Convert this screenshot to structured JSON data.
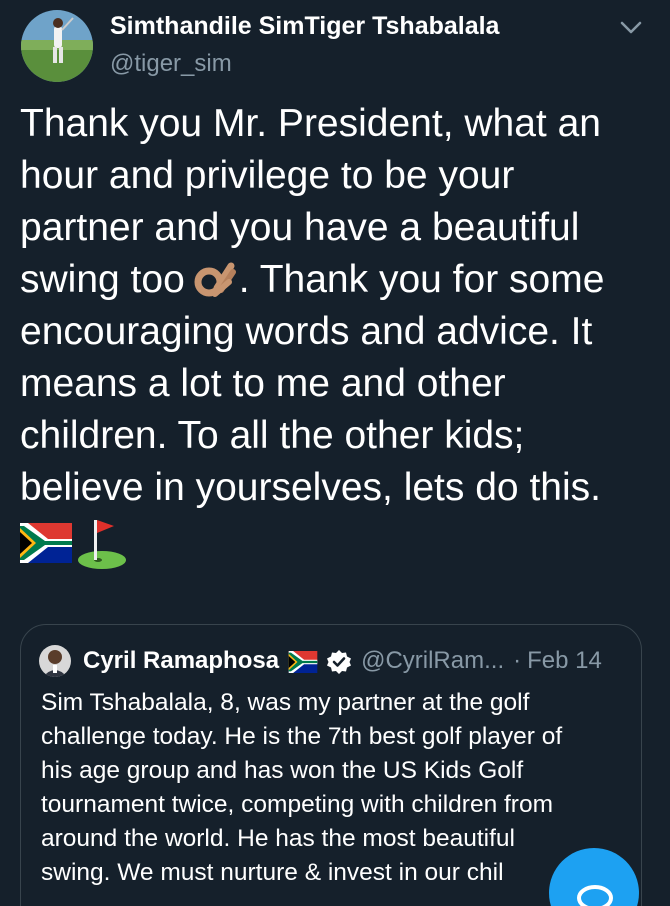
{
  "tweet": {
    "author": {
      "name": "Simthandile SimTiger Tshabalala",
      "handle": "@tiger_sim"
    },
    "text_lines": [
      "Thank you Mr. President, what an",
      "hour and privilege to be your",
      "partner and you have a beautiful",
      "swing too",
      ". Thank you for some",
      "encouraging words and advice. It",
      "means a lot to me and other",
      "children. To all the other kids;",
      "believe in yourselves, lets do this."
    ],
    "emoji_icons": [
      "ok-hand-emoji",
      "south-africa-flag-emoji",
      "golf-flag-emoji"
    ]
  },
  "quoted_tweet": {
    "author": {
      "name": "Cyril Ramaphosa",
      "handle": "@CyrilRam...",
      "verified": true
    },
    "separator": "·",
    "date": "Feb 14",
    "text_lines": [
      "Sim Tshabalala, 8, was my partner at the golf",
      "challenge today. He is the 7th best golf player of",
      "his age group and has won the US Kids Golf",
      "tournament twice, competing with children from",
      "around the world. He has the most beautiful",
      "swing. We must nurture & invest in our chil"
    ]
  },
  "colors": {
    "background": "#15202b",
    "text_primary": "#ffffff",
    "text_secondary": "#8899a6",
    "border": "#38444d",
    "accent": "#1da1f2"
  },
  "fab": {
    "icon": "compose-icon"
  }
}
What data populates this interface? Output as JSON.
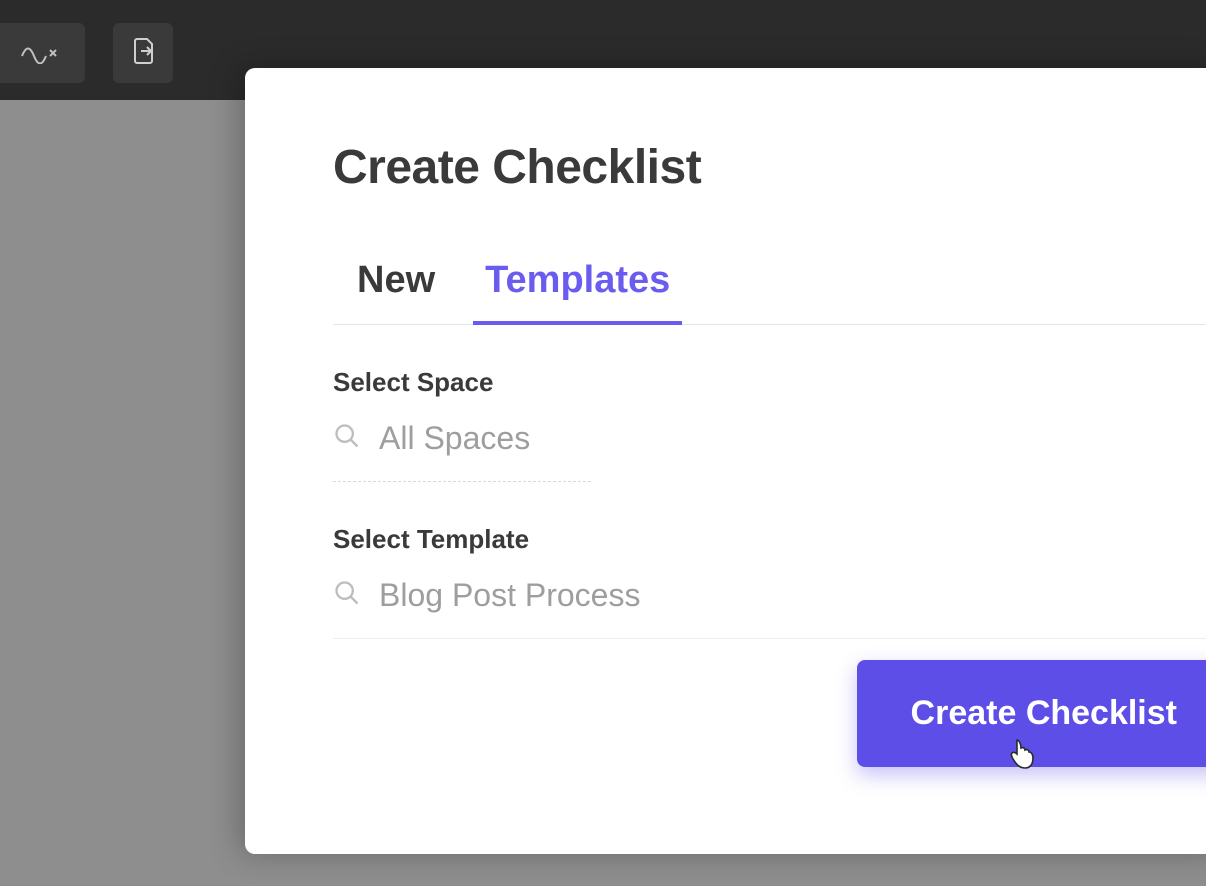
{
  "modal": {
    "title": "Create Checklist",
    "tabs": {
      "new": "New",
      "templates": "Templates"
    },
    "space": {
      "label": "Select Space",
      "value": "All Spaces"
    },
    "template": {
      "label": "Select Template",
      "value": "Blog Post Process"
    },
    "submit_label": "Create Checklist"
  }
}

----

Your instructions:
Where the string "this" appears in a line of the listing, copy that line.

Solved problem:
Convert this screenshot to structured JSON data.
      "believe in yourselves, lets do this."
What data populates this interface? Output as JSON.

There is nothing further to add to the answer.